They said that the expression 'any person' occurring in the definition would not be equated with 'any workman' still it would do if the dispute is such in which the parties to the dispute nave a direct or substantial interest. Their Lordships went to the extent of saying that where a party to the dispute viz : a workman espoused the cause of another person whose employment or non-employment might prejudicially affect their interests, the workmen have a substantial interest in the subject-matter of the dispute. In such cases the dispute is an industrial dispute. They referred to the decision of the Federal Court in the case of Western India Automobile Association v. Industrial Tribunal, Bombay, 1949 FCR 321 at p. 347 : (AIR 1949 FC 111 at p. 121), wherein their Lordships of the Federal Court observed :
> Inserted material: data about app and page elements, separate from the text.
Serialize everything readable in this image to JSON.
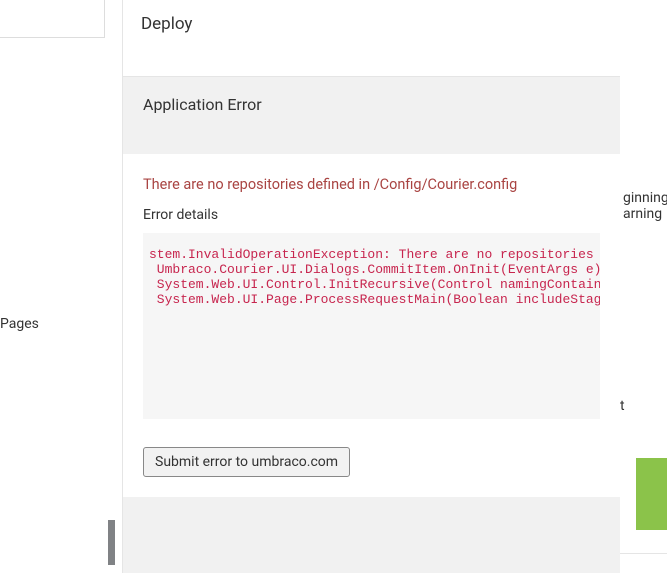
{
  "left": {
    "nav_label": "Pages"
  },
  "header": {
    "title": "Deploy"
  },
  "subheader": {
    "title": "Application Error"
  },
  "error": {
    "title": "There are no repositories defined in /Config/Courier.config",
    "details_label": "Error details",
    "stacktrace": "stem.InvalidOperationException: There are no repositories defined\n Umbraco.Courier.UI.Dialogs.CommitItem.OnInit(EventArgs e)\n System.Web.UI.Control.InitRecursive(Control namingContainer)\n System.Web.UI.Page.ProcessRequestMain(Boolean includeStagesBefore"
  },
  "actions": {
    "submit_label": "Submit error to umbraco.com"
  },
  "right": {
    "frag1": "ginning",
    "frag2": "arning",
    "frag3": "t"
  }
}
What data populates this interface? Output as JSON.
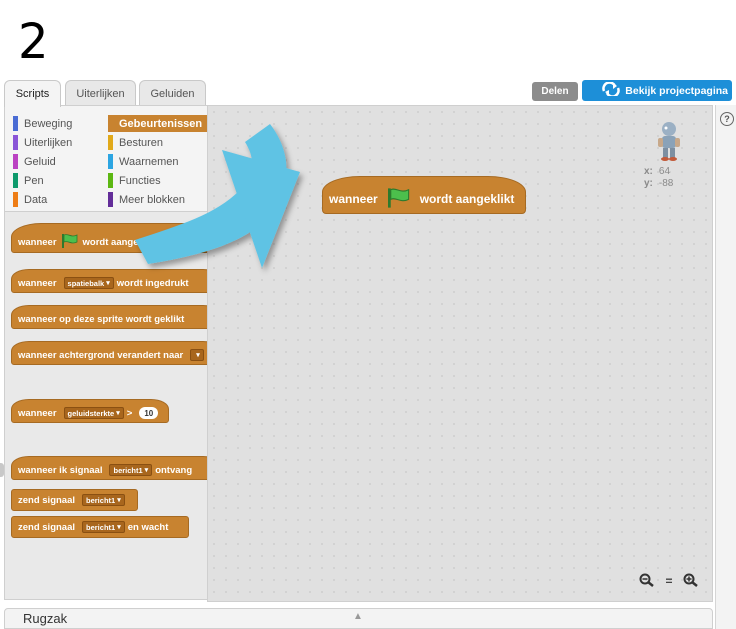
{
  "step_number": "2",
  "tabs": [
    {
      "label": "Scripts",
      "active": true
    },
    {
      "label": "Uiterlijken",
      "active": false
    },
    {
      "label": "Geluiden",
      "active": false
    }
  ],
  "top_buttons": {
    "share": "Delen",
    "project_page": "Bekijk projectpagina"
  },
  "categories": [
    {
      "label": "Beweging",
      "color": "#4a6cd4"
    },
    {
      "label": "Uiterlijken",
      "color": "#8a55d7"
    },
    {
      "label": "Geluid",
      "color": "#bb42c3"
    },
    {
      "label": "Pen",
      "color": "#0e9a6c"
    },
    {
      "label": "Data",
      "color": "#ee7d16"
    },
    {
      "label": "Gebeurtenissen",
      "color": "#c88330",
      "selected": true
    },
    {
      "label": "Besturen",
      "color": "#e1a91a"
    },
    {
      "label": "Waarnemen",
      "color": "#2ca5e2"
    },
    {
      "label": "Functies",
      "color": "#5cb712"
    },
    {
      "label": "Meer blokken",
      "color": "#632d99"
    }
  ],
  "palette_blocks": {
    "flag_when": "wanneer",
    "flag_clicked": "wordt aangeklikt",
    "key_when": "wanneer",
    "key_dropdown": "spatiebalk",
    "key_pressed": "wordt ingedrukt",
    "sprite_clicked": "wanneer op deze sprite wordt geklikt",
    "backdrop_changes": "wanneer achtergrond verandert naar",
    "loudness_when": "wanneer",
    "loudness_dropdown": "geluidsterkte",
    "loudness_gt": ">",
    "loudness_value": "10",
    "receive_when": "wanneer ik signaal",
    "receive_dropdown": "bericht1",
    "receive_label": "ontvang",
    "broadcast_label": "zend signaal",
    "broadcast_dropdown": "bericht1",
    "broadcast_wait_label": "zend signaal",
    "broadcast_wait_dropdown": "bericht1",
    "broadcast_wait_suffix": "en wacht"
  },
  "script_block": {
    "when": "wanneer",
    "clicked": "wordt aangeklikt"
  },
  "sprite_coords": {
    "x_label": "x:",
    "x_value": "64",
    "y_label": "y:",
    "y_value": "-88"
  },
  "zoom": {
    "zoom_out": "−",
    "reset": "=",
    "zoom_in": "+"
  },
  "help_label": "?",
  "backpack_label": "Rugzak",
  "colors": {
    "events_orange": "#c88330",
    "arrow_blue": "#5fc3e4",
    "project_btn_blue": "#1d8fd8",
    "flag_green": "#4cbf4c"
  }
}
'The non-employment of 'any person' can amount to an industrial dispute between the employer and the workmen falling under the definition of that word in the Industrial Disputes Act.'
In effect the crucial test broadly laid by the Supreme Court was that there ought to be a community of interest and the dispute must be such in which the workmen or the employees should have a direct or substantial interest. The person in regard to whose employment or non-employment the dispute has arisen need not necessarily be a workman. It is useful to quote the observations o the Privy Council in Labour Relations Board of Saskatchewan v. John East Iron Works Ltd., 1949 AC 134, to the following effect .
'The jurisdiction of the Board (Labour Relations Board) ..... is not invoked by theemployee for the enforcement of his contractual rights; those, whatever they may be he can assert elsewhere, But his reinstatement, which the terms of his contract of employment might not by themselves justify, is the means by which labour practices regarded as unfair are frustrated and the policy of collective bargaining as a road to industrial peaca is secured.'
The decisions in these matters are not strictly governed by legal principles but they are to be determined by considerations of policy also. Many of these disputes in industrial concerns are not found on contractual rights and while determining the questions that arise in an industrial dispute, the court would have to place before it the object of legislation relating to industrial disputes and also the policy underlying the same. As was observed by Chief Justice Rajamannar in Sri Meenakshi Mills Ltd., Madras v. State of Madras, : (1951)IILLJ194Mad , the yardstick of justice and equity changes with the changes in the social, political and economic outlook and with changes in conditions of individual and national life,
12. This factor also cannot be ignored that the writ petitioners did agree to pay at the rate of 4 annas but the contention is that that was under protest. There is ample evidence in the case to show that payment is made at the rate of 4 annas per bag in other factories and under these circumstances, to say that this company would not fall in line with other similar companies would not be justified. If the company would like to continue the old established practice of having a maistry, it is left to the company to pay him his remuneration over and above what is payable to the cart-men.
13. Having considered all the aspects of thecase, I am of opinion that the tribunal's awardshould stand and this writ petition dismissed. Asthe writ petition involved a debatable question otlaw I direct that each party do bear his own costs.